(Data about app and page elements)
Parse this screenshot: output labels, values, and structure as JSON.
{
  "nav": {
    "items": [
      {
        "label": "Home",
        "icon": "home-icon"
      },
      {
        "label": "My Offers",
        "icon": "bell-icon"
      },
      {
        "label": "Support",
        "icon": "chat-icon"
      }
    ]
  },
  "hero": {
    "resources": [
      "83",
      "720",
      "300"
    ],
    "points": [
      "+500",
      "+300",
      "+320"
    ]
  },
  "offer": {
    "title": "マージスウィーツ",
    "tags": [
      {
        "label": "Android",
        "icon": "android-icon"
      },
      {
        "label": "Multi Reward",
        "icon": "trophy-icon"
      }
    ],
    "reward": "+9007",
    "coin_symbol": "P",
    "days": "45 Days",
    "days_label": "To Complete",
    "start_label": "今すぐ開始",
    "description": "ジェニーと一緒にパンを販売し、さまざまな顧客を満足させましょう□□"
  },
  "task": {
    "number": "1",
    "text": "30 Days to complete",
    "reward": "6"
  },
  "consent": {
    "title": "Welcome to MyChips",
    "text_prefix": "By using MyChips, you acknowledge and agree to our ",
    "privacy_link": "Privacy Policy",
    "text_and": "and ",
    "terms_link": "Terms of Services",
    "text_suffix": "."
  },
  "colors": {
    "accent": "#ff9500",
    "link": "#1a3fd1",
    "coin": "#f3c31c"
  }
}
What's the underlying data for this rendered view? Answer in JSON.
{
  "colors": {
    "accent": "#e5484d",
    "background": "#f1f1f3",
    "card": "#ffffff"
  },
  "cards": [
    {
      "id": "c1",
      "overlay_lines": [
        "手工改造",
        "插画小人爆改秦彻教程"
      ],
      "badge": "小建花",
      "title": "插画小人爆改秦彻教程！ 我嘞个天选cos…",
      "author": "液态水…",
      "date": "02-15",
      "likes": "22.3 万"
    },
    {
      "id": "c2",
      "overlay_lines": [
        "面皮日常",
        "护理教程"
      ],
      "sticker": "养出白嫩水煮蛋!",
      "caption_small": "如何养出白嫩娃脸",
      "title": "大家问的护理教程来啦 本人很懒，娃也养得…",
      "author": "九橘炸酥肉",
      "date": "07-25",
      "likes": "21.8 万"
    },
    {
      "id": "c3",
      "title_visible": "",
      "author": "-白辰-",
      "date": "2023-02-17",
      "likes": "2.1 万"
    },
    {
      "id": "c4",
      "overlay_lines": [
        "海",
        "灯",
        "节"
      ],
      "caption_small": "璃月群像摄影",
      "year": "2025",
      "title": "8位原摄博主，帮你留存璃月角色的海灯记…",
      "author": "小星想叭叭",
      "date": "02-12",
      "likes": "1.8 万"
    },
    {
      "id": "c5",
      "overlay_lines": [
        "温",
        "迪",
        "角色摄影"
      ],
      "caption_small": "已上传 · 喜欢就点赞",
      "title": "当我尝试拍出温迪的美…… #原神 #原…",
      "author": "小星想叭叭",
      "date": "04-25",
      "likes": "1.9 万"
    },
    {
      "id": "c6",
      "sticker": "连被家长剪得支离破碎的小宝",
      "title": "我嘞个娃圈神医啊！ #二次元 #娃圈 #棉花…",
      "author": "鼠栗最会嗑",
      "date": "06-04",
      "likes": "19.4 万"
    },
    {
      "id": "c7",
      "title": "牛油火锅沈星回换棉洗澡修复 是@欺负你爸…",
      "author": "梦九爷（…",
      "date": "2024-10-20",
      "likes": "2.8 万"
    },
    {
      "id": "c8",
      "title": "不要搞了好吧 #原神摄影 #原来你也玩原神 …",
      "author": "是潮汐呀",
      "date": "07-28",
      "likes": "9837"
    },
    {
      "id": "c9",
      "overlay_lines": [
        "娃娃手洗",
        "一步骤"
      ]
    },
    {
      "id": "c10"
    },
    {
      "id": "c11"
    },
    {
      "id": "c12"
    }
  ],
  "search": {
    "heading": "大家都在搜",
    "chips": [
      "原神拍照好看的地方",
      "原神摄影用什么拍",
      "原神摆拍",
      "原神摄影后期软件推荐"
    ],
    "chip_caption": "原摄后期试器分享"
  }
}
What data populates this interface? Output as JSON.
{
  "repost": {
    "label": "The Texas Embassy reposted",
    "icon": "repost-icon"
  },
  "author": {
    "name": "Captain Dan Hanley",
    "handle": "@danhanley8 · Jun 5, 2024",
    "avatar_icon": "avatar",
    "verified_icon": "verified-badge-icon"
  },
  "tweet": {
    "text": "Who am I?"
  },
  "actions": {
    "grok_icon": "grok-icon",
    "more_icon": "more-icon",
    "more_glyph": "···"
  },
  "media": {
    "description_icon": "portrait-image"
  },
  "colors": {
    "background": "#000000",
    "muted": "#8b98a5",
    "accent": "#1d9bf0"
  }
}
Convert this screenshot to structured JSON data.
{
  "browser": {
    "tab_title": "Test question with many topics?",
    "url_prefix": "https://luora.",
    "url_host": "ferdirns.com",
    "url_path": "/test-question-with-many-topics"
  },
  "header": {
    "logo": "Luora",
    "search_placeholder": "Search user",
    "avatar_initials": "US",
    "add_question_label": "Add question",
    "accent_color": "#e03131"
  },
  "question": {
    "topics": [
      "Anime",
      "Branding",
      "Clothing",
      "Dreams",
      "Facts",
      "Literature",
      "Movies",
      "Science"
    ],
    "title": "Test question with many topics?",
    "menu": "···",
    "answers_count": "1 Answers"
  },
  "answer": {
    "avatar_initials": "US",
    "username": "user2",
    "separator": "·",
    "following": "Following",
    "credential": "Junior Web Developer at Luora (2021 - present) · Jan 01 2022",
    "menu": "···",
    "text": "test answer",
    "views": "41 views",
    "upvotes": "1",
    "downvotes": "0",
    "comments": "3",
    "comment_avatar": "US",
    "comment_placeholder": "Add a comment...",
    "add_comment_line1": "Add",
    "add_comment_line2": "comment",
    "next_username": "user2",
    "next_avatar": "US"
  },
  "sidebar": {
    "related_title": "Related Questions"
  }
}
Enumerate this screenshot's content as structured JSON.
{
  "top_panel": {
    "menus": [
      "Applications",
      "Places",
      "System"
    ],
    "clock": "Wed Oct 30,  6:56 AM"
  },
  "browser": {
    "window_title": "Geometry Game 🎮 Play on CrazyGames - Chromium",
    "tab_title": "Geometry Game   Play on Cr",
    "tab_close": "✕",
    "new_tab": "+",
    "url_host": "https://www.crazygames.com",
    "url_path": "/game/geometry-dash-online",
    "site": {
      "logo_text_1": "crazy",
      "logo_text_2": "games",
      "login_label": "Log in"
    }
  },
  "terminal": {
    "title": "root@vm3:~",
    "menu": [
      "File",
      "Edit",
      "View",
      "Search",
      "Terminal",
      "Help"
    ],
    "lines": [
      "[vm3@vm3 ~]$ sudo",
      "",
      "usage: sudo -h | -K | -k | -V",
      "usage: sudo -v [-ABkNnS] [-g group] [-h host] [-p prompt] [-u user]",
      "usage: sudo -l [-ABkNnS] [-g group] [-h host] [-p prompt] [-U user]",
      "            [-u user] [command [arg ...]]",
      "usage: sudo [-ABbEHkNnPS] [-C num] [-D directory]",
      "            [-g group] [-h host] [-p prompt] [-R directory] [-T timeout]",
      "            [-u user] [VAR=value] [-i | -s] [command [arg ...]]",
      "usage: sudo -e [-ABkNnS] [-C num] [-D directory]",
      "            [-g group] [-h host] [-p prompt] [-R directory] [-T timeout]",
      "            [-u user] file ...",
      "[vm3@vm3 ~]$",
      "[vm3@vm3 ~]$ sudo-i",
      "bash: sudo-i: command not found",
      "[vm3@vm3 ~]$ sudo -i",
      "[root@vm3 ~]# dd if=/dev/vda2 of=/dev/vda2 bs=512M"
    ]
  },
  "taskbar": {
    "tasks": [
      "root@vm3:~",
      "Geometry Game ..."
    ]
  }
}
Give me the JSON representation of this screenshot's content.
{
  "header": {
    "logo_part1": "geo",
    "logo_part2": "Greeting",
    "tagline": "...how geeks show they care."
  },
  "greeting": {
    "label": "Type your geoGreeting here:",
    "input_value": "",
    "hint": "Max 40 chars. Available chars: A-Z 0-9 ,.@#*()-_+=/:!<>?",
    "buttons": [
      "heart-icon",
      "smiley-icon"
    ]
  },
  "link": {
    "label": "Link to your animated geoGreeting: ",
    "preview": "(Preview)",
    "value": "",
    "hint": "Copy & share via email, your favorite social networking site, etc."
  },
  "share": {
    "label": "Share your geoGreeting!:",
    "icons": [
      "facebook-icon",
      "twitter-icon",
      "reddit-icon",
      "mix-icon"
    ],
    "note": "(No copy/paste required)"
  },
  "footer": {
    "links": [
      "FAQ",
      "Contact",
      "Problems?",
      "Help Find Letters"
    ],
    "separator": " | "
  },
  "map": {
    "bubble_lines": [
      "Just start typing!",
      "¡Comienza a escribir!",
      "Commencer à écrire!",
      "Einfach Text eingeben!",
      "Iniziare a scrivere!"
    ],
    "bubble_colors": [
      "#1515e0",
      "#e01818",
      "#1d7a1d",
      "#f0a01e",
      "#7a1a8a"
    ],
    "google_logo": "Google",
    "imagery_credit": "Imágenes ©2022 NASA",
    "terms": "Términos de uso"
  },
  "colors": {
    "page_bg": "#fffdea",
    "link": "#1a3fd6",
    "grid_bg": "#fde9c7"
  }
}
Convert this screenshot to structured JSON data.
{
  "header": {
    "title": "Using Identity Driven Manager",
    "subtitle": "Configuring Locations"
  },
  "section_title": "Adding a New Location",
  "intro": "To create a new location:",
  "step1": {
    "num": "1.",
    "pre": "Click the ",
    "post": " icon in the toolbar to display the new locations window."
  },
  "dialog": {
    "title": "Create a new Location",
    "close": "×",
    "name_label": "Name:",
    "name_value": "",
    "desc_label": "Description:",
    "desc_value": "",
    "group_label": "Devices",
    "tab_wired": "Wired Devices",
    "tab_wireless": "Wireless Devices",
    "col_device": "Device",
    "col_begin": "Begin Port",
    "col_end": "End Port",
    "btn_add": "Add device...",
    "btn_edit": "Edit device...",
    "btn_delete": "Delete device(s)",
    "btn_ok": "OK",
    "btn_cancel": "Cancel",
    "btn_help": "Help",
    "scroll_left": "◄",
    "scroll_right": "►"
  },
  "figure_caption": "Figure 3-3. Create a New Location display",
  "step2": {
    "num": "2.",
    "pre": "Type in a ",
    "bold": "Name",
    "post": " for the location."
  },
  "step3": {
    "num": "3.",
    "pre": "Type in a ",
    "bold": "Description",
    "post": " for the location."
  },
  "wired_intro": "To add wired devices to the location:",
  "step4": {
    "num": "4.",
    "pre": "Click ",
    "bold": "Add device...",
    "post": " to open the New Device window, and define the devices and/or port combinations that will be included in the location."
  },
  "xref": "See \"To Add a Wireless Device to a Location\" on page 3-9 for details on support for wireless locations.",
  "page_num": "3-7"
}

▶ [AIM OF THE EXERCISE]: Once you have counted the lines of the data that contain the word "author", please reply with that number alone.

▶ [ANSWER TO THE EXERCISE]: 9